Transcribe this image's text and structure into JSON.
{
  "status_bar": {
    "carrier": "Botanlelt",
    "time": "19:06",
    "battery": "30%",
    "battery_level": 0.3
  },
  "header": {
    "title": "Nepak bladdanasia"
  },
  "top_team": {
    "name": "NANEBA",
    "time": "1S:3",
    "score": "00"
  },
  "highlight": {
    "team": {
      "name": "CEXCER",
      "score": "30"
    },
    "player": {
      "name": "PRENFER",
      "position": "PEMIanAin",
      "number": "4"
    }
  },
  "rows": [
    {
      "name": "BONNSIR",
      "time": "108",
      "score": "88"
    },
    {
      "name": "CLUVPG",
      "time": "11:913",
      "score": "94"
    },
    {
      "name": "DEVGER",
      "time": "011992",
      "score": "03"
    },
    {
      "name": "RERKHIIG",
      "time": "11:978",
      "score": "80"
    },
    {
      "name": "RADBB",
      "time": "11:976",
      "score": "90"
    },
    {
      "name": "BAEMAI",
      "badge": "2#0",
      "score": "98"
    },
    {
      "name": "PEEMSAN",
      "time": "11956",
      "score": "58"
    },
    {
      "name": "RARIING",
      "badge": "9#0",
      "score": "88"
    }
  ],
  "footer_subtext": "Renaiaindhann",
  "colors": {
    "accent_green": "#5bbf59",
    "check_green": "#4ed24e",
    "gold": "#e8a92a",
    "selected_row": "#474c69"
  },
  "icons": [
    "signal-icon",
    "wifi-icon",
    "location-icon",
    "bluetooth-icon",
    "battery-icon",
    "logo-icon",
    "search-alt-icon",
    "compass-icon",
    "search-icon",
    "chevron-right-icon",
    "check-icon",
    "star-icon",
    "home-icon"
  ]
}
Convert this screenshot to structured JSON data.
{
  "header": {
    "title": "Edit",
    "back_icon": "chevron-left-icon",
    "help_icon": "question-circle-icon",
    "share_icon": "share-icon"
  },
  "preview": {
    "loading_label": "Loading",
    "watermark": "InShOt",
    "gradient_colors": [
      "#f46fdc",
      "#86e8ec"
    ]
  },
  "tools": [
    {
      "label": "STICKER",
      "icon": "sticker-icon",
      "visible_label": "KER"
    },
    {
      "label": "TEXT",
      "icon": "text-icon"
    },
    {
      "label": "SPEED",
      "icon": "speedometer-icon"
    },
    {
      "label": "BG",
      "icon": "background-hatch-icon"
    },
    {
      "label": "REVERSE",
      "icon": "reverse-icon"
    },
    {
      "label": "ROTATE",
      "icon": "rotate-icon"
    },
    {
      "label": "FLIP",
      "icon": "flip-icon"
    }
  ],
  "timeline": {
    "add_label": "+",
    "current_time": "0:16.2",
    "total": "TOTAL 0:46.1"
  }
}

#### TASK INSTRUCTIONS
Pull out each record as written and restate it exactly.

#### SOLUTION TO THIS TASK
Transcribe this image's text and structure into JSON.
{
  "status_bar": {
    "carrier": "Botanlelt",
    "time": "19:06",
    "battery": "30%",
    "battery_level": 0.3
  },
  "header": {
    "title": "Nepak bladdanasia"
  },
  "top_team": {
    "name": "NANEBA",
    "time": "1S:3",
    "score": "00"
  },
  "highlight": {
    "team": {
      "name": "CEXCER",
      "score": "30"
    },
    "player": {
      "name": "PRENFER",
      "position": "PEMIanAin",
      "number": "4"
    }
  },
  "rows": [
    {
      "name": "BONNSIR",
      "time": "108",
      "score": "88"
    },
    {
      "name": "CLUVPG",
      "time": "11:913",
      "score": "94"
    },
    {
      "name": "DEVGER",
      "time": "011992",
      "score": "03"
    },
    {
      "name": "RERKHIIG",
      "time": "11:978",
      "score": "80"
    },
    {
      "name": "RADBB",
      "time": "11:976",
      "score": "90"
    },
    {
      "name": "BAEMAI",
      "badge": "2#0",
      "score": "98"
    },
    {
      "name": "PEEMSAN",
      "time": "11956",
      "score": "58"
    },
    {
      "name": "RARIING",
      "badge": "9#0",
      "score": "88"
    }
  ],
  "footer_subtext": "Renaiaindhann",
  "colors": {
    "accent_green": "#5bbf59",
    "check_green": "#4ed24e",
    "gold": "#e8a92a",
    "selected_row": "#474c69"
  },
  "icons": [
    "signal-icon",
    "wifi-icon",
    "location-icon",
    "bluetooth-icon",
    "battery-icon",
    "logo-icon",
    "search-alt-icon",
    "compass-icon",
    "search-icon",
    "chevron-right-icon",
    "check-icon",
    "star-icon",
    "home-icon"
  ]
}
Convert this screenshot to structured JSON data.
{
  "header": {
    "title": "Edit",
    "back_icon": "chevron-left-icon",
    "help_icon": "question-circle-icon",
    "share_icon": "share-icon"
  },
  "preview": {
    "loading_label": "Loading",
    "watermark": "InShOt",
    "gradient_colors": [
      "#f46fdc",
      "#86e8ec"
    ]
  },
  "tools": [
    {
      "label": "STICKER",
      "icon": "sticker-icon",
      "visible_label": "KER"
    },
    {
      "label": "TEXT",
      "icon": "text-icon"
    },
    {
      "label": "SPEED",
      "icon": "speedometer-icon"
    },
    {
      "label": "BG",
      "icon": "background-hatch-icon"
    },
    {
      "label": "REVERSE",
      "icon": "reverse-icon"
    },
    {
      "label": "ROTATE",
      "icon": "rotate-icon"
    },
    {
      "label": "FLIP",
      "icon": "flip-icon"
    }
  ],
  "timeline": {
    "add_label": "+",
    "current_time": "0:16.2",
    "total": "TOTAL 0:46.1"
  }
}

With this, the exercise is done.